# [Work task]
Copy, pictures aside: the lines below from the one that holds "Output a JSON" through the final line of the listing, both ends included, exactly as they are and nothing else.
(Input records begins)
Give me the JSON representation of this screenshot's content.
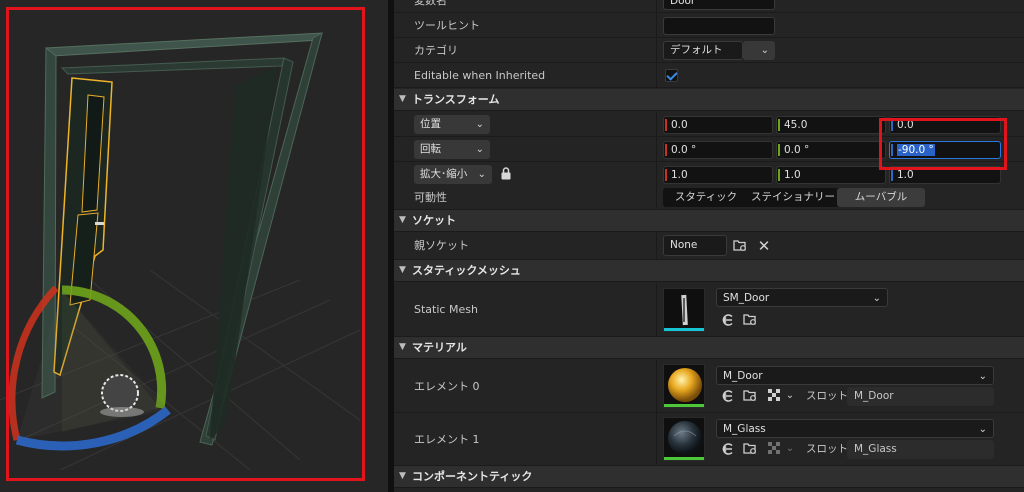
{
  "details": {
    "rows": {
      "variable_name": {
        "label": "変数名",
        "value": "Door"
      },
      "tooltip": {
        "label": "ツールヒント",
        "value": ""
      },
      "category": {
        "label": "カテゴリ",
        "value": "デフォルト"
      },
      "editable": {
        "label": "Editable when Inherited",
        "checked": true
      }
    },
    "transform": {
      "title": "トランスフォーム",
      "location": {
        "mode": "位置",
        "x": "0.0",
        "y": "45.0",
        "z": "0.0"
      },
      "rotation": {
        "mode": "回転",
        "x": "0.0 °",
        "y": "0.0 °",
        "z": "-90.0 °"
      },
      "scale": {
        "mode": "拡大･縮小",
        "x": "1.0",
        "y": "1.0",
        "z": "1.0"
      },
      "mobility": {
        "label": "可動性",
        "options": [
          "スタティック",
          "ステイショナリー",
          "ムーバブル"
        ],
        "selected": "ムーバブル"
      }
    },
    "socket": {
      "title": "ソケット",
      "parent_label": "親ソケット",
      "parent_value": "None"
    },
    "static_mesh": {
      "title": "スタティックメッシュ",
      "label": "Static Mesh",
      "value": "SM_Door"
    },
    "material": {
      "title": "マテリアル",
      "slot_label": "スロット",
      "elements": [
        {
          "label": "エレメント 0",
          "value": "M_Door",
          "slot": "M_Door"
        },
        {
          "label": "エレメント 1",
          "value": "M_Glass",
          "slot": "M_Glass"
        }
      ]
    },
    "component_tick": {
      "title": "コンポーネントティック"
    }
  },
  "colors": {
    "highlight": "#e0141b",
    "axis_x": "#c8321e",
    "axis_y": "#6ea41c",
    "axis_z": "#2b68c8",
    "selection": "#2a63c8"
  },
  "icons": [
    "lock-icon",
    "browse-icon",
    "clear-icon",
    "use-selected-icon",
    "checker-icon",
    "chevron-down-icon",
    "collapse-arrow-icon"
  ]
}
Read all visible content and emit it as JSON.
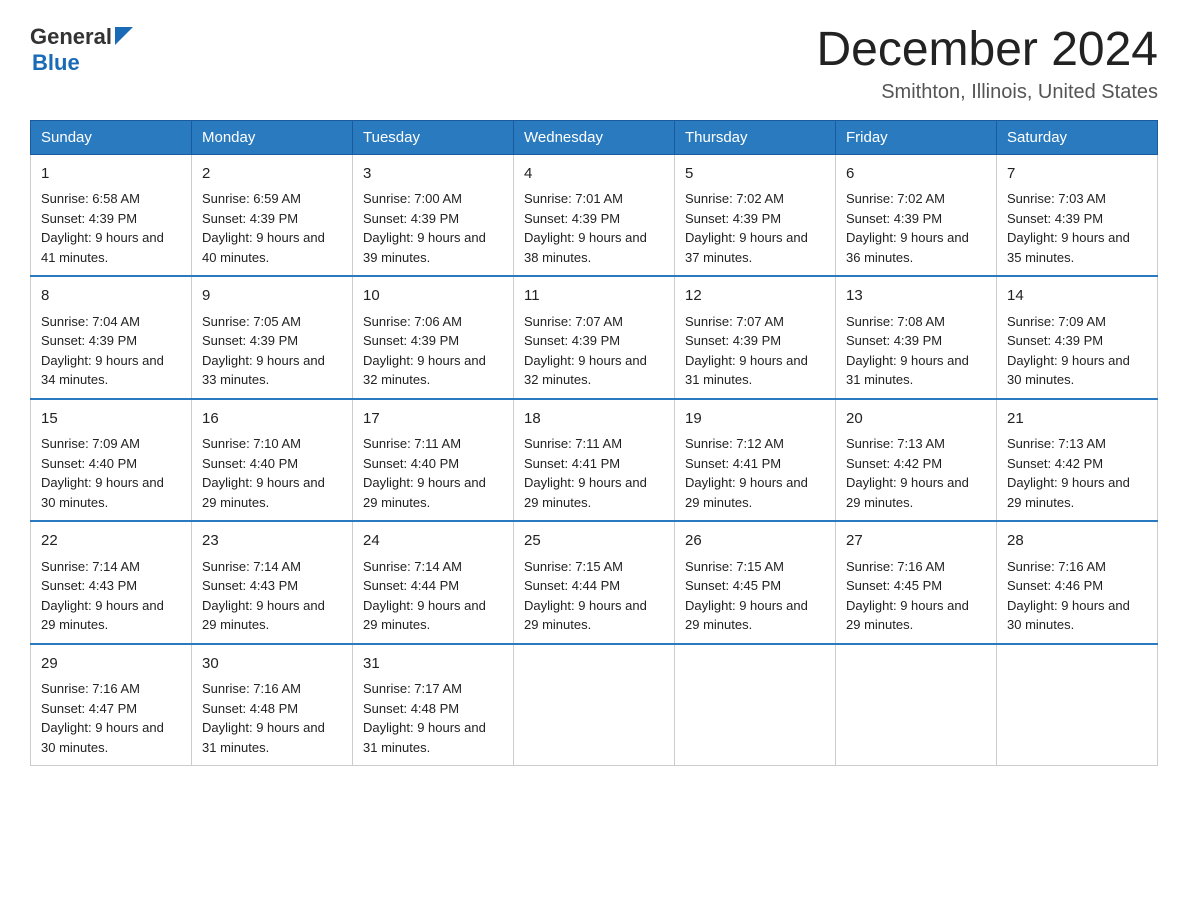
{
  "header": {
    "logo_general": "General",
    "logo_blue": "Blue",
    "month_title": "December 2024",
    "location": "Smithton, Illinois, United States"
  },
  "days_of_week": [
    "Sunday",
    "Monday",
    "Tuesday",
    "Wednesday",
    "Thursday",
    "Friday",
    "Saturday"
  ],
  "weeks": [
    [
      {
        "day": "1",
        "sunrise": "6:58 AM",
        "sunset": "4:39 PM",
        "daylight": "9 hours and 41 minutes."
      },
      {
        "day": "2",
        "sunrise": "6:59 AM",
        "sunset": "4:39 PM",
        "daylight": "9 hours and 40 minutes."
      },
      {
        "day": "3",
        "sunrise": "7:00 AM",
        "sunset": "4:39 PM",
        "daylight": "9 hours and 39 minutes."
      },
      {
        "day": "4",
        "sunrise": "7:01 AM",
        "sunset": "4:39 PM",
        "daylight": "9 hours and 38 minutes."
      },
      {
        "day": "5",
        "sunrise": "7:02 AM",
        "sunset": "4:39 PM",
        "daylight": "9 hours and 37 minutes."
      },
      {
        "day": "6",
        "sunrise": "7:02 AM",
        "sunset": "4:39 PM",
        "daylight": "9 hours and 36 minutes."
      },
      {
        "day": "7",
        "sunrise": "7:03 AM",
        "sunset": "4:39 PM",
        "daylight": "9 hours and 35 minutes."
      }
    ],
    [
      {
        "day": "8",
        "sunrise": "7:04 AM",
        "sunset": "4:39 PM",
        "daylight": "9 hours and 34 minutes."
      },
      {
        "day": "9",
        "sunrise": "7:05 AM",
        "sunset": "4:39 PM",
        "daylight": "9 hours and 33 minutes."
      },
      {
        "day": "10",
        "sunrise": "7:06 AM",
        "sunset": "4:39 PM",
        "daylight": "9 hours and 32 minutes."
      },
      {
        "day": "11",
        "sunrise": "7:07 AM",
        "sunset": "4:39 PM",
        "daylight": "9 hours and 32 minutes."
      },
      {
        "day": "12",
        "sunrise": "7:07 AM",
        "sunset": "4:39 PM",
        "daylight": "9 hours and 31 minutes."
      },
      {
        "day": "13",
        "sunrise": "7:08 AM",
        "sunset": "4:39 PM",
        "daylight": "9 hours and 31 minutes."
      },
      {
        "day": "14",
        "sunrise": "7:09 AM",
        "sunset": "4:39 PM",
        "daylight": "9 hours and 30 minutes."
      }
    ],
    [
      {
        "day": "15",
        "sunrise": "7:09 AM",
        "sunset": "4:40 PM",
        "daylight": "9 hours and 30 minutes."
      },
      {
        "day": "16",
        "sunrise": "7:10 AM",
        "sunset": "4:40 PM",
        "daylight": "9 hours and 29 minutes."
      },
      {
        "day": "17",
        "sunrise": "7:11 AM",
        "sunset": "4:40 PM",
        "daylight": "9 hours and 29 minutes."
      },
      {
        "day": "18",
        "sunrise": "7:11 AM",
        "sunset": "4:41 PM",
        "daylight": "9 hours and 29 minutes."
      },
      {
        "day": "19",
        "sunrise": "7:12 AM",
        "sunset": "4:41 PM",
        "daylight": "9 hours and 29 minutes."
      },
      {
        "day": "20",
        "sunrise": "7:13 AM",
        "sunset": "4:42 PM",
        "daylight": "9 hours and 29 minutes."
      },
      {
        "day": "21",
        "sunrise": "7:13 AM",
        "sunset": "4:42 PM",
        "daylight": "9 hours and 29 minutes."
      }
    ],
    [
      {
        "day": "22",
        "sunrise": "7:14 AM",
        "sunset": "4:43 PM",
        "daylight": "9 hours and 29 minutes."
      },
      {
        "day": "23",
        "sunrise": "7:14 AM",
        "sunset": "4:43 PM",
        "daylight": "9 hours and 29 minutes."
      },
      {
        "day": "24",
        "sunrise": "7:14 AM",
        "sunset": "4:44 PM",
        "daylight": "9 hours and 29 minutes."
      },
      {
        "day": "25",
        "sunrise": "7:15 AM",
        "sunset": "4:44 PM",
        "daylight": "9 hours and 29 minutes."
      },
      {
        "day": "26",
        "sunrise": "7:15 AM",
        "sunset": "4:45 PM",
        "daylight": "9 hours and 29 minutes."
      },
      {
        "day": "27",
        "sunrise": "7:16 AM",
        "sunset": "4:45 PM",
        "daylight": "9 hours and 29 minutes."
      },
      {
        "day": "28",
        "sunrise": "7:16 AM",
        "sunset": "4:46 PM",
        "daylight": "9 hours and 30 minutes."
      }
    ],
    [
      {
        "day": "29",
        "sunrise": "7:16 AM",
        "sunset": "4:47 PM",
        "daylight": "9 hours and 30 minutes."
      },
      {
        "day": "30",
        "sunrise": "7:16 AM",
        "sunset": "4:48 PM",
        "daylight": "9 hours and 31 minutes."
      },
      {
        "day": "31",
        "sunrise": "7:17 AM",
        "sunset": "4:48 PM",
        "daylight": "9 hours and 31 minutes."
      },
      null,
      null,
      null,
      null
    ]
  ],
  "labels": {
    "sunrise": "Sunrise: ",
    "sunset": "Sunset: ",
    "daylight": "Daylight: "
  }
}
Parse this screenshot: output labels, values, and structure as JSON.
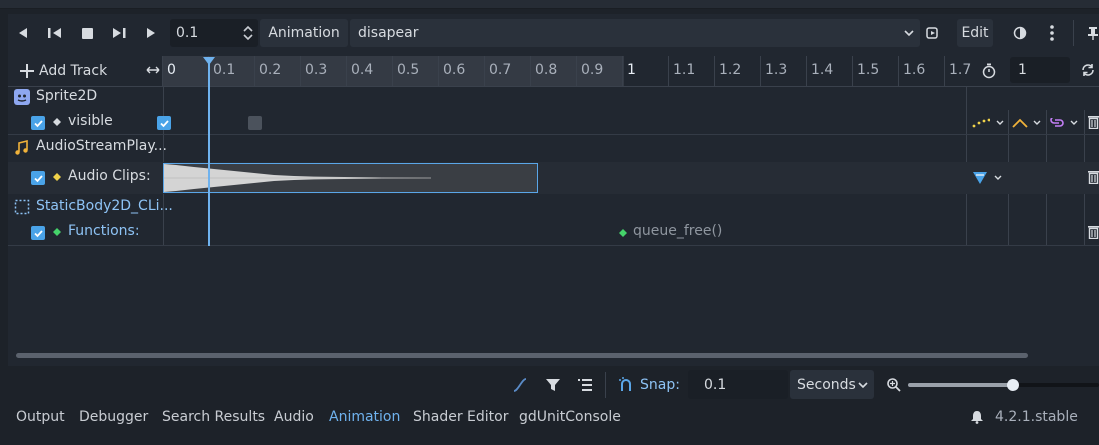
{
  "toolbar": {
    "step_value": "0.1",
    "animation_label": "Animation",
    "animation_name": "disapear",
    "edit_label": "Edit"
  },
  "ruler": {
    "add_track_label": "Add Track",
    "ticks": [
      "0",
      "0.1",
      "0.2",
      "0.3",
      "0.4",
      "0.5",
      "0.6",
      "0.7",
      "0.8",
      "0.9",
      "1",
      "1.1",
      "1.2",
      "1.3",
      "1.4",
      "1.5",
      "1.6",
      "1.7"
    ],
    "length_value": "1"
  },
  "tracks": {
    "sprite_group": "Sprite2D",
    "sprite_prop": "visible",
    "audio_group": "AudioStreamPlay...",
    "audio_prop": "Audio Clips:",
    "static_group": "StaticBody2D_CLi...",
    "static_prop": "Functions:",
    "function_key": "queue_free()"
  },
  "bottom_bar": {
    "snap_label": "Snap:",
    "snap_value": "0.1",
    "unit_value": "Seconds",
    "zoom_level": 0.55
  },
  "tabs": [
    "Output",
    "Debugger",
    "Search Results",
    "Audio",
    "Animation",
    "Shader Editor",
    "gdUnitConsole"
  ],
  "version": "4.2.1.stable",
  "colors": {
    "accent": "#4aa3e8",
    "function_green": "#45d36a",
    "key_yellow": "#f0d24a"
  }
}
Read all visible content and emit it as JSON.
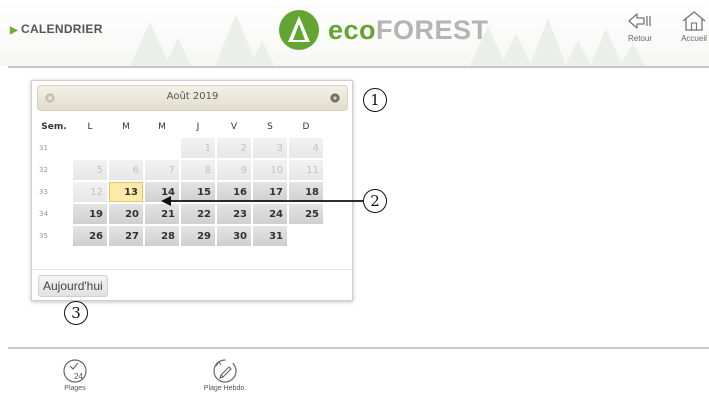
{
  "header": {
    "breadcrumb": "CALENDRIER",
    "brand_eco": "eco",
    "brand_forest": "FOREST",
    "retour_label": "Retour",
    "accueil_label": "Accueil"
  },
  "calendar": {
    "month_title": "Août 2019",
    "week_header": "Sem.",
    "days": [
      "L",
      "M",
      "M",
      "J",
      "V",
      "S",
      "D"
    ],
    "weeks": [
      {
        "num": "31",
        "cells": [
          "",
          "",
          "",
          "1",
          "2",
          "3",
          "4"
        ]
      },
      {
        "num": "32",
        "cells": [
          "5",
          "6",
          "7",
          "8",
          "9",
          "10",
          "11"
        ]
      },
      {
        "num": "33",
        "cells": [
          "12",
          "13",
          "14",
          "15",
          "16",
          "17",
          "18"
        ]
      },
      {
        "num": "34",
        "cells": [
          "19",
          "20",
          "21",
          "22",
          "23",
          "24",
          "25"
        ]
      },
      {
        "num": "35",
        "cells": [
          "26",
          "27",
          "28",
          "29",
          "30",
          "31",
          ""
        ]
      }
    ],
    "today": "13",
    "today_button": "Aujourd'hui"
  },
  "annotations": {
    "c1": "1",
    "c2": "2",
    "c3": "3"
  },
  "toolbar": {
    "plages_label": "Plages",
    "plages_badge": "24",
    "hebdo_label": "Plage Hebdo."
  },
  "colors": {
    "brand_green": "#63a532",
    "today_bg": "#fbeaa9",
    "header_bg": "#f6f7f5"
  }
}
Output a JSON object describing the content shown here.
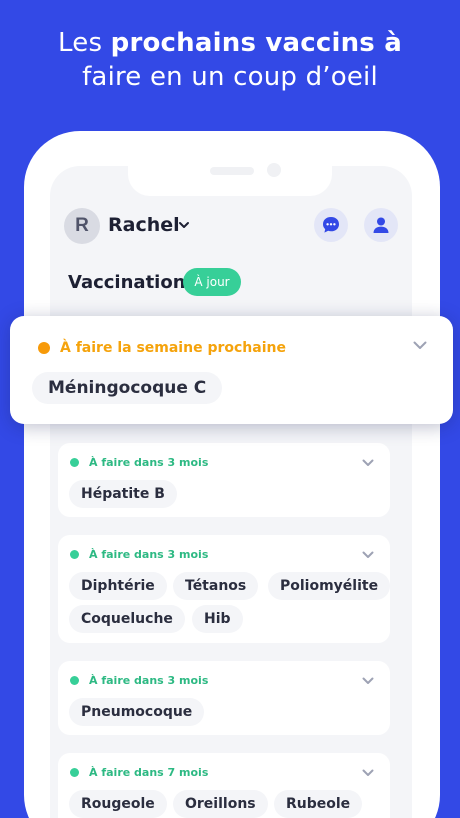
{
  "headline": {
    "line1_light": "Les ",
    "line1_bold": "prochains vaccins à",
    "line2": "faire en un coup d’oeil"
  },
  "header": {
    "avatar_initial": "R",
    "user_name": "Rachel"
  },
  "section": {
    "title": "Vaccination",
    "status": "À jour"
  },
  "highlight": {
    "when": "À faire la semaine prochaine",
    "vaccines": [
      "Méningocoque C"
    ]
  },
  "cards": [
    {
      "when": "À faire dans 3 mois",
      "vaccines": [
        "Hépatite B"
      ]
    },
    {
      "when": "À faire dans 3 mois",
      "vaccines": [
        "Diphtérie",
        "Tétanos",
        "Poliomyélite",
        "Coqueluche",
        "Hib"
      ]
    },
    {
      "when": "À faire dans 3 mois",
      "vaccines": [
        "Pneumocoque"
      ]
    },
    {
      "when": "À faire dans 7 mois",
      "vaccines": [
        "Rougeole",
        "Oreillons",
        "Rubeole"
      ]
    }
  ],
  "colors": {
    "background": "#3349e6",
    "accent_green": "#37cf98",
    "accent_orange": "#f79a09"
  }
}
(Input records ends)
# [Reply]
Output a JSON object describing the content shown here.
{
  "headline": {
    "line1_light": "Les ",
    "line1_bold": "prochains vaccins à",
    "line2": "faire en un coup d’oeil"
  },
  "header": {
    "avatar_initial": "R",
    "user_name": "Rachel"
  },
  "section": {
    "title": "Vaccination",
    "status": "À jour"
  },
  "highlight": {
    "when": "À faire la semaine prochaine",
    "vaccines": [
      "Méningocoque C"
    ]
  },
  "cards": [
    {
      "when": "À faire dans 3 mois",
      "vaccines": [
        "Hépatite B"
      ]
    },
    {
      "when": "À faire dans 3 mois",
      "vaccines": [
        "Diphtérie",
        "Tétanos",
        "Poliomyélite",
        "Coqueluche",
        "Hib"
      ]
    },
    {
      "when": "À faire dans 3 mois",
      "vaccines": [
        "Pneumocoque"
      ]
    },
    {
      "when": "À faire dans 7 mois",
      "vaccines": [
        "Rougeole",
        "Oreillons",
        "Rubeole"
      ]
    }
  ],
  "colors": {
    "background": "#3349e6",
    "accent_green": "#37cf98",
    "accent_orange": "#f79a09"
  }
}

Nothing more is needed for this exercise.